I started as a legal intern at my current company, and I worked there part-time all through law school. I was offered no training, but I muddled through, learning by doing. When I graduated from law school, in 2017, my company hired me as a lawyer.
I’m grateful to have my job, but my boss isn’t a fan of clear, concise contract drafting.
For example, recently my boss instructed me to add to all our form contracts a provision saying the recitals are incorporated by reference. But I know that doesn’t make sense. Furthermore, two recitals in our standard set of recitals relate to substantive issues that should instead be addressed in the body of the contract.
I explained this to my boss, with some trepidation. I’m keenly aware that I’m a new lawyer, and the last thing someone more experienced wants is a pipsqueak handing out advice. But I care about this stuff, so I spoke up anyway. My boss wasn’t interested, saying I should know what I’m talking about before offering opinions on such matters. So I backed off.
This sort of thing happens regularly. I feel underused and underappreciated, and I know I’m not learning as much as I should be learning.
I’ve looked for other transactional work, but with no luck, presumably because I’m so junior and because I didn’t go to an Ivy League law school and wasn’t in the top 5% of my class. But I’m determined, resourceful, and a hard worker.
I know you encounter resistance—you certainly write about it a lot!—so I thought you might have some suggestions about how to survive in a workplace with a boss that doesn’t appreciate the value of clear drafting. Should I just cave and do it my boss’s way? Will I be able to unlearn the bad habits I’m currently acquiring? Should I switch to a different kind of practice?
An impeccable resume is nice, but what I get enthusiastic about is someone who didn’t go to the best schools and doesn’t have the best grades but does have plenty of drive. Gumption. Initiative. You get the idea.
From what I’ve seen, my reader has a good amount of that. For one thing, she was the first in her family to go to graduate school. That means she has shown more determination than I ever had to muster, coming as I do from a family of smart, overeducated people. And she had the wit to contact me.

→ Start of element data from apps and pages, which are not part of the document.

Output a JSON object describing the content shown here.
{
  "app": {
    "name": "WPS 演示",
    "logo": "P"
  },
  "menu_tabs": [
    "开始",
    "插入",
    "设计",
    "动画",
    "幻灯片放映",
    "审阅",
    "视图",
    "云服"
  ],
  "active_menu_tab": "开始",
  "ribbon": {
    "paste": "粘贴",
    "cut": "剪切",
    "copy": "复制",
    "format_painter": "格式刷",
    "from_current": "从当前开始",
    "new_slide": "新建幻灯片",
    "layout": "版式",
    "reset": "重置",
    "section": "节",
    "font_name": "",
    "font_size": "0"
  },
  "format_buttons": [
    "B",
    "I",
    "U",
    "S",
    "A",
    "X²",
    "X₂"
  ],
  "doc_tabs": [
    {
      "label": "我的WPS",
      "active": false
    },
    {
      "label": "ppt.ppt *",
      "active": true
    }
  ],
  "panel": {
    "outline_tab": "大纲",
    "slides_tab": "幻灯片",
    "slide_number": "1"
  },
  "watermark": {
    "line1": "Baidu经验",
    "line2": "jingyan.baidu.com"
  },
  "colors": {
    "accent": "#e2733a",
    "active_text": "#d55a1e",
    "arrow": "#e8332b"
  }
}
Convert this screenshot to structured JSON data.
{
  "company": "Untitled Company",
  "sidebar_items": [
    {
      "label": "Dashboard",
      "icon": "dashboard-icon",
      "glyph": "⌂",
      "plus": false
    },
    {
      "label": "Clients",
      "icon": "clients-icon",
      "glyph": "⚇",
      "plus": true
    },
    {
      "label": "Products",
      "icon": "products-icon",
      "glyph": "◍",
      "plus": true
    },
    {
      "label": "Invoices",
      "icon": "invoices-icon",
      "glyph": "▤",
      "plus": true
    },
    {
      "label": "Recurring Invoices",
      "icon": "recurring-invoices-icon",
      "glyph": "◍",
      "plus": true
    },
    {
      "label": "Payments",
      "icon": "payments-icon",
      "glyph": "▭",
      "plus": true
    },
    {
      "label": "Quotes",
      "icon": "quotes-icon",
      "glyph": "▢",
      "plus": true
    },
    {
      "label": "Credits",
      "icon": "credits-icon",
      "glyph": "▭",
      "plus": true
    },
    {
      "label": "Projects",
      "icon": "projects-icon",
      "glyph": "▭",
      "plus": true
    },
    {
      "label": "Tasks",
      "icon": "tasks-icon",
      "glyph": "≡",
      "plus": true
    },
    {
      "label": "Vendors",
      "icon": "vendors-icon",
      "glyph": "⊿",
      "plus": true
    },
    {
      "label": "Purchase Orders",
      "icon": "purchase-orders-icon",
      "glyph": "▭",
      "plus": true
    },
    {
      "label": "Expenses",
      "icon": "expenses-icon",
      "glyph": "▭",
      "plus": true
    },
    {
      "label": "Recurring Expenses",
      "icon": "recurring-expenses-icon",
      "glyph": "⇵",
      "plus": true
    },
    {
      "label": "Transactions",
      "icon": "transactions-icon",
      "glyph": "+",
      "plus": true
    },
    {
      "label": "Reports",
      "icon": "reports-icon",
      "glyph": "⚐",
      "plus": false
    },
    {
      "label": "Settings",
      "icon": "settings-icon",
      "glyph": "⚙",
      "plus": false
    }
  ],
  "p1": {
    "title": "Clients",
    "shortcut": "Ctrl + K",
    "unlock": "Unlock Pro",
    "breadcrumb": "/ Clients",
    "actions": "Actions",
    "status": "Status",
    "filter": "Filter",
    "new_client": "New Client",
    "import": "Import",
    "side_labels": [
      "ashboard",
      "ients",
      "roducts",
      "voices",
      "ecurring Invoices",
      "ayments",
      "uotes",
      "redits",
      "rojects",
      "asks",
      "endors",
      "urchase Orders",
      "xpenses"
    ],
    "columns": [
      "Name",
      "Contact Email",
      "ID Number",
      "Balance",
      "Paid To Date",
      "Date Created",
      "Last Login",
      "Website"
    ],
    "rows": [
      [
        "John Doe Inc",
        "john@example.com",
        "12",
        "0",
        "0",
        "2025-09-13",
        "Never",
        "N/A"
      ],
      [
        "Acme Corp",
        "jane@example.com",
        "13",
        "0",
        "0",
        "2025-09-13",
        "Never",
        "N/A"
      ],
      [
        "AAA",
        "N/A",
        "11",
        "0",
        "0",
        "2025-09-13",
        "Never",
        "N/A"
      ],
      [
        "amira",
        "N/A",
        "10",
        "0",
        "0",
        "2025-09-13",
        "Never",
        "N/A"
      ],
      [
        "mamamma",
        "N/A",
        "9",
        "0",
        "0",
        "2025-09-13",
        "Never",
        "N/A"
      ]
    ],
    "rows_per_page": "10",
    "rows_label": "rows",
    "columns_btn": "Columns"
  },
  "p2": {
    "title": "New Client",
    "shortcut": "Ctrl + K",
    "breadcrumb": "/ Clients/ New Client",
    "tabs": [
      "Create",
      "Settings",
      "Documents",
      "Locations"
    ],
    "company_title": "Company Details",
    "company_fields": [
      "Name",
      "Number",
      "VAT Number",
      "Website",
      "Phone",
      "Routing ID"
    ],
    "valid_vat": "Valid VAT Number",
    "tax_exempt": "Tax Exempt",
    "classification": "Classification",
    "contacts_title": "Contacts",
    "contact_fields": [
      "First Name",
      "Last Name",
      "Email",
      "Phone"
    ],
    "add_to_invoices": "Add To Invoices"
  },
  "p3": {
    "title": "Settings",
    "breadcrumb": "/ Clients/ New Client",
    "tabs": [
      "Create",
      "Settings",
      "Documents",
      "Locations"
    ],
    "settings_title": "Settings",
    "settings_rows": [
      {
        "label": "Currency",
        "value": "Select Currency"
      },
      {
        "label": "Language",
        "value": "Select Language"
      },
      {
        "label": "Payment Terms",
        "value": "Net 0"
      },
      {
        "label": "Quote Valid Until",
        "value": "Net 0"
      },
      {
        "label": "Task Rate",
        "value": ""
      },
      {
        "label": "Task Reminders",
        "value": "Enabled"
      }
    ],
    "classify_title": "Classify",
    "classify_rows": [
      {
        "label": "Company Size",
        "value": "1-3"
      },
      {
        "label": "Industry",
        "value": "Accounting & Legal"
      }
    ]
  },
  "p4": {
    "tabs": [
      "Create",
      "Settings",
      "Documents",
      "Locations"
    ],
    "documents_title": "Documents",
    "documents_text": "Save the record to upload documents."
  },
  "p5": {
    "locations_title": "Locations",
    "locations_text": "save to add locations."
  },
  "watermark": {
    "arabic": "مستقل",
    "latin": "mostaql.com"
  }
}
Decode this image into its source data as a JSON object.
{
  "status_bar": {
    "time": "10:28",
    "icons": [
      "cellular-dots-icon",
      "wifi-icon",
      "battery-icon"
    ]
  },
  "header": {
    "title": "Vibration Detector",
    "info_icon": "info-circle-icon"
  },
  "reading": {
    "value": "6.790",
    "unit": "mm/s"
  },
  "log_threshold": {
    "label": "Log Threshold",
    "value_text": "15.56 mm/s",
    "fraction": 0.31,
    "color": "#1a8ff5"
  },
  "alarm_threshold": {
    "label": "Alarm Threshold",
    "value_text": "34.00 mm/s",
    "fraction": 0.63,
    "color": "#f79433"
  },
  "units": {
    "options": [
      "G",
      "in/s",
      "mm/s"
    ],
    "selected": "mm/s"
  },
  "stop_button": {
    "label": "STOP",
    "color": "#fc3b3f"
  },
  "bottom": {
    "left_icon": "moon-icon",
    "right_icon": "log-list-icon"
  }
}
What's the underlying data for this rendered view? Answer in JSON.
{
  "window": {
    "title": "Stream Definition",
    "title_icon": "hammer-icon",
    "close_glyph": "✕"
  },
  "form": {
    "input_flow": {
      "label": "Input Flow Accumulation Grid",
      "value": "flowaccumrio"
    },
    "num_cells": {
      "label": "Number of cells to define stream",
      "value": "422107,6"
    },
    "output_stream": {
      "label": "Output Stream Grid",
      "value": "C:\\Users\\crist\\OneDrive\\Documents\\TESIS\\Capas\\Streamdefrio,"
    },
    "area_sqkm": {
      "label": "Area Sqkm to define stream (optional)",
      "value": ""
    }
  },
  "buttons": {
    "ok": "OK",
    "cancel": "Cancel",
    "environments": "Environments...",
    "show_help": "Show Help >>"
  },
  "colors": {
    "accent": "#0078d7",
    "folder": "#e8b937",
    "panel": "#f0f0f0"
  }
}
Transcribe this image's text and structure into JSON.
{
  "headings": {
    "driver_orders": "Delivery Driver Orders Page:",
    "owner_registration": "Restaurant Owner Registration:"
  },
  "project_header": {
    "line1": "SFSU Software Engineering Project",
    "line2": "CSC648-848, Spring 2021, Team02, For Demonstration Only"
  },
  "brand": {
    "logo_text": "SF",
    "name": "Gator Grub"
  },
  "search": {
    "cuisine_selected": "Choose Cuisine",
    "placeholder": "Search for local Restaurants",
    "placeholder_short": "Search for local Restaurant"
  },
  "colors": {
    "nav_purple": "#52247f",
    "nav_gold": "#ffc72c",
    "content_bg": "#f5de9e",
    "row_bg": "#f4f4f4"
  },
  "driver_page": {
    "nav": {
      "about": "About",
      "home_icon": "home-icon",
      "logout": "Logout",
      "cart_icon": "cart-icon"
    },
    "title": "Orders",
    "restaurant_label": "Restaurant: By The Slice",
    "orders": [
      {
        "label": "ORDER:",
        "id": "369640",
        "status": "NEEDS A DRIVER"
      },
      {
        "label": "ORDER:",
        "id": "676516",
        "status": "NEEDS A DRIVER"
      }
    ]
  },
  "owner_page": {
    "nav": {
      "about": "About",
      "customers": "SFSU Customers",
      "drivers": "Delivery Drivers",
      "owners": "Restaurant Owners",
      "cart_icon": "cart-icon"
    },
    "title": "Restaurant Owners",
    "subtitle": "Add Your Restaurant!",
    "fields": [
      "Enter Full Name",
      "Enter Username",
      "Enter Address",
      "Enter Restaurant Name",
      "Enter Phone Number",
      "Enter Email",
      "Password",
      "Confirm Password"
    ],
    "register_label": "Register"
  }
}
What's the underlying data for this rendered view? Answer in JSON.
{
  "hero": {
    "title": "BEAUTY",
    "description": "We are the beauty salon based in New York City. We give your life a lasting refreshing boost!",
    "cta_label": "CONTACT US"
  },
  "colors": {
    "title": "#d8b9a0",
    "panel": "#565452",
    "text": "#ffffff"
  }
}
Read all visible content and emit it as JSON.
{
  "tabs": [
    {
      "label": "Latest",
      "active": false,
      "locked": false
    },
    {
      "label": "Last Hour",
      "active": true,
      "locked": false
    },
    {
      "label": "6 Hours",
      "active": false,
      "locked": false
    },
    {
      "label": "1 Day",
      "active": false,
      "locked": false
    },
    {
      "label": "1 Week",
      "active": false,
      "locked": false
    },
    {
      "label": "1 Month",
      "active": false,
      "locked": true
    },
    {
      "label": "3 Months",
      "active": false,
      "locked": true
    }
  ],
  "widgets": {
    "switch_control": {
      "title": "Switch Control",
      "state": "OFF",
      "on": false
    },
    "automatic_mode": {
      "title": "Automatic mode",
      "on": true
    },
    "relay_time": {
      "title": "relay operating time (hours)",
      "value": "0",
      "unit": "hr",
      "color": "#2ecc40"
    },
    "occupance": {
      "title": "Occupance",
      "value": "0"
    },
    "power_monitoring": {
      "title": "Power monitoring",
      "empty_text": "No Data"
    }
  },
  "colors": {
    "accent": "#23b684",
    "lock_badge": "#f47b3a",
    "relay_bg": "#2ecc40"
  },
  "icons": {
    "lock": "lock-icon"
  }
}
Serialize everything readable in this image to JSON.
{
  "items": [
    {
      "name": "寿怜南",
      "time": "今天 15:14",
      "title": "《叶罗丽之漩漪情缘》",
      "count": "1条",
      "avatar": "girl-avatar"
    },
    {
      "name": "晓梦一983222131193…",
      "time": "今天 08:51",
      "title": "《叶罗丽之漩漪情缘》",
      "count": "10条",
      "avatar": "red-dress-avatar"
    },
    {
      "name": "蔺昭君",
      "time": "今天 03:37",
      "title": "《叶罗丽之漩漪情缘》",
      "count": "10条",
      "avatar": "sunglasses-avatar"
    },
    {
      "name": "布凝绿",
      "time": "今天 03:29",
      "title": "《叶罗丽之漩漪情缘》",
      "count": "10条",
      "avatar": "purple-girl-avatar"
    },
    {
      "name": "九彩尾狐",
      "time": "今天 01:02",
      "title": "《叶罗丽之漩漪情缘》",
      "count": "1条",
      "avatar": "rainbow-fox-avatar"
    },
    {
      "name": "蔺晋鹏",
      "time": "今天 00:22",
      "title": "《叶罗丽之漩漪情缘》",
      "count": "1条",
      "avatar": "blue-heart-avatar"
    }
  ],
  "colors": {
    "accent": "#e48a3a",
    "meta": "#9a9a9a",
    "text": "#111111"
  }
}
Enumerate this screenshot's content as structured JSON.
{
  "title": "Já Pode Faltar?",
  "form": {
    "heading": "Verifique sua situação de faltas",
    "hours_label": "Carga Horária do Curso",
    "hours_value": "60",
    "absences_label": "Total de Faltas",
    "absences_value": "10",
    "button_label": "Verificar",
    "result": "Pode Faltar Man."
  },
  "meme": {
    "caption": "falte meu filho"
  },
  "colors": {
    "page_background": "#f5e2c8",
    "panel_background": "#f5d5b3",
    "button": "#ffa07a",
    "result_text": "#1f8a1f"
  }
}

Obviously, she would like to continue working with contracts. She’s happy in the New York metropolitan area, but she’s also open to relocating for the right opportunity.
If you’d like to find out more about her, you can email her at email@example.com. Tell her Ken sent you!